--- PROVIDED RECORDS ---

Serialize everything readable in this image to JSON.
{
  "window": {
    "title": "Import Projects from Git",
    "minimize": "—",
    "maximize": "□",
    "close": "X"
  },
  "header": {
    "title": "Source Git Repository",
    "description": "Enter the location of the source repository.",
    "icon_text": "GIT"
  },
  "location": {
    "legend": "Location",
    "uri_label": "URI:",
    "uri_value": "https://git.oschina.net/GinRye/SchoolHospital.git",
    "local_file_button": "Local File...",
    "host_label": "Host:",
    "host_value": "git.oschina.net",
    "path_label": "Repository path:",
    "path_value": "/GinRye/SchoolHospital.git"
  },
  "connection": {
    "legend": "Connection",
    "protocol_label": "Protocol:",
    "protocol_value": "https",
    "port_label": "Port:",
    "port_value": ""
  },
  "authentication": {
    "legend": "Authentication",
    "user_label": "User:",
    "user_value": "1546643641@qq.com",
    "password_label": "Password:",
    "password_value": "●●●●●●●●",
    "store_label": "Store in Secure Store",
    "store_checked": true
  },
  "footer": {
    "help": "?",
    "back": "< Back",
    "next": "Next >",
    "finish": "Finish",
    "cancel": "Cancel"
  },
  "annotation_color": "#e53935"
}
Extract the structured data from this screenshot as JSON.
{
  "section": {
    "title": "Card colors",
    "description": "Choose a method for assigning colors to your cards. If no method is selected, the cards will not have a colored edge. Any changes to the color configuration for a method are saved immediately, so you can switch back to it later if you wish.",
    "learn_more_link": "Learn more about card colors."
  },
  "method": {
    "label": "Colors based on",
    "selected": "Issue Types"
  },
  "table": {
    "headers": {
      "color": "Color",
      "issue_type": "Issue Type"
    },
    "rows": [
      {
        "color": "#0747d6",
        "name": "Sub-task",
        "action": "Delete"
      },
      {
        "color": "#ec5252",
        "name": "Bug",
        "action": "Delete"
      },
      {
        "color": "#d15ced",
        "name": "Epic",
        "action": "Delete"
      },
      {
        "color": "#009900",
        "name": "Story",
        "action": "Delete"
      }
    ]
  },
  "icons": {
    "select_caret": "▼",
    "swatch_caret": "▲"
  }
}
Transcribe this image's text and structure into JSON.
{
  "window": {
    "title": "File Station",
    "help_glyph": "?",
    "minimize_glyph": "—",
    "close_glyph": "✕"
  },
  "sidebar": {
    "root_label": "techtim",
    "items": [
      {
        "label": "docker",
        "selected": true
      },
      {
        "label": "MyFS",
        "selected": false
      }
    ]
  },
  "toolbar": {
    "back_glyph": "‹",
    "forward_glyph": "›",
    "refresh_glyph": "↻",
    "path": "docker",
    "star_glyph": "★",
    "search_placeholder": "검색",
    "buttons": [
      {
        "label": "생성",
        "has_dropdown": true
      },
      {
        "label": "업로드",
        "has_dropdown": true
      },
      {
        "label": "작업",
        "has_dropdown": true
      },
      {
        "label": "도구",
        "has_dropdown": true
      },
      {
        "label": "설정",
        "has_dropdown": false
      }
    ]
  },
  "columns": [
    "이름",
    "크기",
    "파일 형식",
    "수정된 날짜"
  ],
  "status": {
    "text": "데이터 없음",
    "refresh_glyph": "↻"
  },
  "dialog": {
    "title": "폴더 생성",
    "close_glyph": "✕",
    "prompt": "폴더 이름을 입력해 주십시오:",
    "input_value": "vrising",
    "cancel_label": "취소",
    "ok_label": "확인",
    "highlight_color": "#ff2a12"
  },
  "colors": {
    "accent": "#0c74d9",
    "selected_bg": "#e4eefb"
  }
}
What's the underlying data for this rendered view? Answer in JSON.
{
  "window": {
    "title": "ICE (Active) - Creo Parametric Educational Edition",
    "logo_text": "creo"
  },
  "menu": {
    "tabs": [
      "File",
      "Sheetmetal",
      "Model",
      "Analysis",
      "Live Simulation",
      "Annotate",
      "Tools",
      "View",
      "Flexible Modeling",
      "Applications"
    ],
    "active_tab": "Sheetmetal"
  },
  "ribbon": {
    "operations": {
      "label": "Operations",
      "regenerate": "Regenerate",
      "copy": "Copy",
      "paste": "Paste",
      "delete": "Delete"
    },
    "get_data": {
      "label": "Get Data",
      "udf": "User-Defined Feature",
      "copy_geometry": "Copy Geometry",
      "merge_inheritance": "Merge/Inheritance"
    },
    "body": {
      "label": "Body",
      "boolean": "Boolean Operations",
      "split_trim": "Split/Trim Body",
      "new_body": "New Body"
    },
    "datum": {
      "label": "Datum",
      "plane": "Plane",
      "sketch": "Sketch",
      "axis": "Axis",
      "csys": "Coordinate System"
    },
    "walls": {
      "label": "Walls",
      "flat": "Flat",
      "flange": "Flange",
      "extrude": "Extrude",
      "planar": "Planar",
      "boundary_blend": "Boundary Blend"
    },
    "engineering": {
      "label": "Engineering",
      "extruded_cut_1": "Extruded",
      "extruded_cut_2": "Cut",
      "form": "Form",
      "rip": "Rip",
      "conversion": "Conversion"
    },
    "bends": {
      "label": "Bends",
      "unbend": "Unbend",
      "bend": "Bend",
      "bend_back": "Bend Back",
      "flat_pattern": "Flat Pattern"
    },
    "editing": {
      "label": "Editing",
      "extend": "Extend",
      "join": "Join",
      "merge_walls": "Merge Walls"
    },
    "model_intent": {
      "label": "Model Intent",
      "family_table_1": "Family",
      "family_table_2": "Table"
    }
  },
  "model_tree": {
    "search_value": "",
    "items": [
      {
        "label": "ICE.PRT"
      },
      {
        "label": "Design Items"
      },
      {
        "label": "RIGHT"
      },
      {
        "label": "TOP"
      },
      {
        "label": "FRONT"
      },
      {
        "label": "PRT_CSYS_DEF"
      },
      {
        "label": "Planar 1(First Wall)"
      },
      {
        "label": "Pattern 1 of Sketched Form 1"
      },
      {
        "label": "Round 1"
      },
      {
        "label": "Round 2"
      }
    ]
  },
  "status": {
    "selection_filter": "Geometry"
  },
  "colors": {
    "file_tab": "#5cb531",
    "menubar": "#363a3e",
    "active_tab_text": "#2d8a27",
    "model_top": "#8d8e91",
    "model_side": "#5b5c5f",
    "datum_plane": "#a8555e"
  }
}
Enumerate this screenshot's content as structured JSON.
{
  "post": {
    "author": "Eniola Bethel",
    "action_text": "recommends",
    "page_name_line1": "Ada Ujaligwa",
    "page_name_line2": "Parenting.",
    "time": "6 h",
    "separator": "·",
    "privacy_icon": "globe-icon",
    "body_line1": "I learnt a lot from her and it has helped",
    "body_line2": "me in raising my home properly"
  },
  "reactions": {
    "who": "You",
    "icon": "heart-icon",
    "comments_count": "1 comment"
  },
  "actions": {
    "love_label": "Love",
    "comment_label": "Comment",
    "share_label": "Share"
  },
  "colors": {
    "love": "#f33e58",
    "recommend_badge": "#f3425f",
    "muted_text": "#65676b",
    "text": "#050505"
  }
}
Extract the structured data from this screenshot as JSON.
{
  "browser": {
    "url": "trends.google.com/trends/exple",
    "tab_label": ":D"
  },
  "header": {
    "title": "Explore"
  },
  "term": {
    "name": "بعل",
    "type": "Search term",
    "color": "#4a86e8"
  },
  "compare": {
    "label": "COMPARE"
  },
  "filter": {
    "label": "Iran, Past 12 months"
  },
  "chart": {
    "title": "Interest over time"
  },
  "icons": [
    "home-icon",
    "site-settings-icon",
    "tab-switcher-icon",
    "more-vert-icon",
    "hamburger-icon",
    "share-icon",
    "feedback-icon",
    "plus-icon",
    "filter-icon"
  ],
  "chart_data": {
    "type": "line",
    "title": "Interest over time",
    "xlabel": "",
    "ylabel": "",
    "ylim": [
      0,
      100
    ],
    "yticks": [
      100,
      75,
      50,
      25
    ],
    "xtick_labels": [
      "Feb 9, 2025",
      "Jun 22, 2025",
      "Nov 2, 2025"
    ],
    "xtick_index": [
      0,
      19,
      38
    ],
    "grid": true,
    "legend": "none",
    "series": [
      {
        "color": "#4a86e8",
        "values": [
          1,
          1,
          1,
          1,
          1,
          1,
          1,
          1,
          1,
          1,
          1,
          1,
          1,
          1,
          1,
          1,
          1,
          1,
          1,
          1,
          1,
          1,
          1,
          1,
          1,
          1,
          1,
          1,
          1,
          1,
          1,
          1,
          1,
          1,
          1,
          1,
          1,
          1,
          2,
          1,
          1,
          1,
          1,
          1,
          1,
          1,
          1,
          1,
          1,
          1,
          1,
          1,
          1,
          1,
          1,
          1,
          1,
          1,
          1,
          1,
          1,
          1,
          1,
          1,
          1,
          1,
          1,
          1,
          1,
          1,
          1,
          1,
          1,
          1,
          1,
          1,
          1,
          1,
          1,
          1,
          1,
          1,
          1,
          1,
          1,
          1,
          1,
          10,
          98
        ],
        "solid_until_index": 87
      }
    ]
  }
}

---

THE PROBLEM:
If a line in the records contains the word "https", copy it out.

YOUR SOLUTION:
    "uri_value": "https://git.oschina.net/GinRye/SchoolHospital.git",
    "protocol_value": "https",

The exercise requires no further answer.